  7. Remove the lid and add a generous sprinkle of grated cheese. Return the dish to the oven with the lid off for 5 minutes or until bubbling and starting to take on some colour.
  8. Enjoy with a simple green salad.

Spring Risotto

Brr! Spring is here but there are still some pretty chilly spells. Who got that day of blazing sunshine interspersed with freezing hail storms the other day? These erratic-weather days call for a steaming bowl of comforting risotto.

You can’t go wrong with risottos, they are the best way to celebrate and capture the essence of a season. Oozy, umami-rich mushroom risotto is perfect in Autumn, but in Spring I want verdant green colours and bright herby flavours! So here’s my latest creation, an asparagus, courgette and cherry tomato risotto with pesto stirred through just before serving. Light and bright enough to shout ‘Spring!’ But cosy and comforting enough to make you forget about being caught in that hail storm earlier.

Add the ingredients to your next order from Green Earth Organics here. We deliver to every address in Ireland. Liz x

Ingredients (serves 4)

  • 2 sticks of celery
  • 1 courgette
  • 3 handfuls of cherry tomatoes
  • 2 tbsp olive oil
  • 1 mug of risotto rice
  • 1 stock cube
  • 1 bundle of asparagus
  • 1 lemon (zest and juice)
  • salt and pepper to taste
  • 2 tbsp nutritional yeast
  • 1 heaped tbsp pesto
  • toasted nuts/seeds to serve

Method

Dice the celery and courgette and soften in a large pot with the olive oil over a medium-high heat. (You could also add diced onions and garlic for extra flavour).

Halve the cherry tomatoes and add them to the pot along with the mug of rice and stir well.

Snap the woody ends off the asparagus and pop them in the compost bin or in a freezer box to make stock with another time. Then slice off the asparagus tips (a couple of inches from each spear) and put to one side to use at the end. The middle part of the asparagus spears can be sliced into slim rounds and added to the pot now.

Crumble in the stock cube and add a mug of water to the pot. Stir and simmer until the water has been absorbed by the rice.

Add the zest and juice of the lemon and another mug of water. Stir and simmer agin until the liquid has been absorbed. Then add more water, half a mug at a time, until the rice is cooked through but still retains a little bite.

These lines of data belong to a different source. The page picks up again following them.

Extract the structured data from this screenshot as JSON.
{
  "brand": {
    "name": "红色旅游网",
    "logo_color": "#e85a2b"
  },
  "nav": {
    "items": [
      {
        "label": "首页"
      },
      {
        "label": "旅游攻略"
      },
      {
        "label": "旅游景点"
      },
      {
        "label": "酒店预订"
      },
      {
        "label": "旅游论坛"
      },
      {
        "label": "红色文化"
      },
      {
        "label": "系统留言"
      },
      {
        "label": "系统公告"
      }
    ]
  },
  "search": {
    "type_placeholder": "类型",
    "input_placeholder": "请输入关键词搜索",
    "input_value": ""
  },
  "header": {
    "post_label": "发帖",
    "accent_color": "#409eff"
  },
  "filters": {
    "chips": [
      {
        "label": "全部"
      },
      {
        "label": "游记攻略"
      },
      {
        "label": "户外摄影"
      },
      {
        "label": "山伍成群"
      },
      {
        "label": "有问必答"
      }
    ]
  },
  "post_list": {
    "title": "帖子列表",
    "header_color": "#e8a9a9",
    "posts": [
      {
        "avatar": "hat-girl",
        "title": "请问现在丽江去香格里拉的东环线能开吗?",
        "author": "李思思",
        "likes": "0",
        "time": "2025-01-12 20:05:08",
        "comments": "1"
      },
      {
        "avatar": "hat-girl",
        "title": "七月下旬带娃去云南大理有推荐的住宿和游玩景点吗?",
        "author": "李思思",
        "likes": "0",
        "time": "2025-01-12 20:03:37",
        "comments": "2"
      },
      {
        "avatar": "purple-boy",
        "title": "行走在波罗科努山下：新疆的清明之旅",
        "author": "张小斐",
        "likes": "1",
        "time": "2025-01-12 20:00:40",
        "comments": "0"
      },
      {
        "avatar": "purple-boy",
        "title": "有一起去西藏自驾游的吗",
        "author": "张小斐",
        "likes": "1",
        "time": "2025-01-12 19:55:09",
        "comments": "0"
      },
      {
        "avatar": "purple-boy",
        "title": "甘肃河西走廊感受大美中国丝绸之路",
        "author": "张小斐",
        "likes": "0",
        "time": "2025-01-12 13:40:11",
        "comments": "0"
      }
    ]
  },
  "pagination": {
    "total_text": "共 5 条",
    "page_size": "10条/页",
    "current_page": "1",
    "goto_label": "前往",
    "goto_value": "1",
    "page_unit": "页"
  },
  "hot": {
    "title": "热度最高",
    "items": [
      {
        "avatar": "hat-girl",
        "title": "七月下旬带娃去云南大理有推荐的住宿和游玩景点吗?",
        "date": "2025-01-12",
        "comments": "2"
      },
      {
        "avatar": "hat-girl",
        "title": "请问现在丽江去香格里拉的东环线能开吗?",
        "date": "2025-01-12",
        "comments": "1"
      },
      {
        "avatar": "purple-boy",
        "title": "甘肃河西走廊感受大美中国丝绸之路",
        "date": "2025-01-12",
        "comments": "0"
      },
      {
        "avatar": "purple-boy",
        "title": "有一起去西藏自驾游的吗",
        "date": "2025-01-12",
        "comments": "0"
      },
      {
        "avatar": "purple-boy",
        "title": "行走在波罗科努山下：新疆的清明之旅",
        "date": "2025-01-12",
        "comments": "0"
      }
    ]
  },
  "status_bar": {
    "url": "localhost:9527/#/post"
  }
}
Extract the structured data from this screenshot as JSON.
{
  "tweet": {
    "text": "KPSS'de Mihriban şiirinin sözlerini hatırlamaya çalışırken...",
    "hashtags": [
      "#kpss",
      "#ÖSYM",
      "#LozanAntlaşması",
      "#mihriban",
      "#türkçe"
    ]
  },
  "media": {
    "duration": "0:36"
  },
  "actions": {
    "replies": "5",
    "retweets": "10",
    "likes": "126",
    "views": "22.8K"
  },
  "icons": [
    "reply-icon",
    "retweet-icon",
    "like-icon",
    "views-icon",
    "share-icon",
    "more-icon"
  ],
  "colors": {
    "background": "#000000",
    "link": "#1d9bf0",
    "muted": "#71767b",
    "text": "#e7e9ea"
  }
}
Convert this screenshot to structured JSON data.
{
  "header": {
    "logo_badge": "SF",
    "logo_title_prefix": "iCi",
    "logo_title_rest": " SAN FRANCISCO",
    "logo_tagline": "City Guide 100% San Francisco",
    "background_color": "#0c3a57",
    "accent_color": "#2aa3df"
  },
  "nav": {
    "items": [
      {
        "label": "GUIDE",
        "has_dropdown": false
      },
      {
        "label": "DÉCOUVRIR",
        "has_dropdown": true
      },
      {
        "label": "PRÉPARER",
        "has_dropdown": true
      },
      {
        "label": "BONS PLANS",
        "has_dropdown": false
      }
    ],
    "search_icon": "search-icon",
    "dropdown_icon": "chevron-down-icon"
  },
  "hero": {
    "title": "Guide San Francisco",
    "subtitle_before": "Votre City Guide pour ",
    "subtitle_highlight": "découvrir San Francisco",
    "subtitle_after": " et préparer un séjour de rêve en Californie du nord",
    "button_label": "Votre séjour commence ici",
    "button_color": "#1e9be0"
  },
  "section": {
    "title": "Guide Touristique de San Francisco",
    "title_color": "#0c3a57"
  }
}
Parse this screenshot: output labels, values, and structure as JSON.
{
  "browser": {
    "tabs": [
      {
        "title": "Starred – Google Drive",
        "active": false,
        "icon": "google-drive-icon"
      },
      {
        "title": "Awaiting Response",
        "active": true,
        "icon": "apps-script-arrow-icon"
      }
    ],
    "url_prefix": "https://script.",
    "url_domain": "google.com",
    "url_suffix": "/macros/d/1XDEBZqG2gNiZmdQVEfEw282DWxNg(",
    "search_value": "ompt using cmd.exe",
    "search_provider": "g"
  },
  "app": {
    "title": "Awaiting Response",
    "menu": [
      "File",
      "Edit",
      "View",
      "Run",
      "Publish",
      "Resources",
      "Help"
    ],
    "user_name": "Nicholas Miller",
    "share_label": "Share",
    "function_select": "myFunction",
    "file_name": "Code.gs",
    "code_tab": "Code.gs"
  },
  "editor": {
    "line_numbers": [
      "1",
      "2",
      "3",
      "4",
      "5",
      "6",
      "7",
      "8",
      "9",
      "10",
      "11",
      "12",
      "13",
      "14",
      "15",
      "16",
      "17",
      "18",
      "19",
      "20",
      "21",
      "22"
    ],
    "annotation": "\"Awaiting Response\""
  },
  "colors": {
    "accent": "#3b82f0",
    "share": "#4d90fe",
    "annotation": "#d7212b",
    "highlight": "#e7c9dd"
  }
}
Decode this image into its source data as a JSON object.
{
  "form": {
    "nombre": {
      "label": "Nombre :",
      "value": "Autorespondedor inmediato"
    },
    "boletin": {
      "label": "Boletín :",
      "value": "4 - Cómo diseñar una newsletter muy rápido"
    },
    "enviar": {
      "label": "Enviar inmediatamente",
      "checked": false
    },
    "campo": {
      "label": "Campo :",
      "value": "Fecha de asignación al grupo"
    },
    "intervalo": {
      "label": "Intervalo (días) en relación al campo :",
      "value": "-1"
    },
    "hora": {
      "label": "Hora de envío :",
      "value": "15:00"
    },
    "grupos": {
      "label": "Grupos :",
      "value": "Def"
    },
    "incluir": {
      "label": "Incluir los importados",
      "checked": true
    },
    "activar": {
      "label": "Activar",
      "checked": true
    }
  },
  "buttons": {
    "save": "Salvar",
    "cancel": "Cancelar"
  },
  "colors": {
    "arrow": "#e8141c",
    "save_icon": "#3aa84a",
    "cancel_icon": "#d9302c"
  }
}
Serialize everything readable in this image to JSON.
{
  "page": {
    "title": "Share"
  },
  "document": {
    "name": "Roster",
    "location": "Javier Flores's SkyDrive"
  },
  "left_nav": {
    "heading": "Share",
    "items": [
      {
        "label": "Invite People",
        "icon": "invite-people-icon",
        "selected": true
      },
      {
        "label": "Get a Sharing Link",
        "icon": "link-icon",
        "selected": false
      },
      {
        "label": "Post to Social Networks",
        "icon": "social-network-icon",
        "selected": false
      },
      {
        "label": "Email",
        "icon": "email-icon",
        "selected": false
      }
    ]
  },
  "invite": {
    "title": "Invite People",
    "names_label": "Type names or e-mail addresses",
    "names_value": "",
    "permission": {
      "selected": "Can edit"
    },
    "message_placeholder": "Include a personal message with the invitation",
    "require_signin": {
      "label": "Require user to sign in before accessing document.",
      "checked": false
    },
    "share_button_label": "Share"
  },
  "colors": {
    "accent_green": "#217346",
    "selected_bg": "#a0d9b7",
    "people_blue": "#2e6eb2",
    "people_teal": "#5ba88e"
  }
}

Taste and adjust the seasoning with salt and pepper as needed. Then add the asparagus tips and simmer for just 3 minutes or so until they are just cooked through, bright green and still crunchy.

Just before serving, stir through the nutritional yeast and pesto to add brightness, herby flavour and cheesy richness to the dish.

Serve in warm bowl with toasted nuts/seeds scattered over each bowl. Enjoy under a cosy blanket on the sofa watching your favourite film!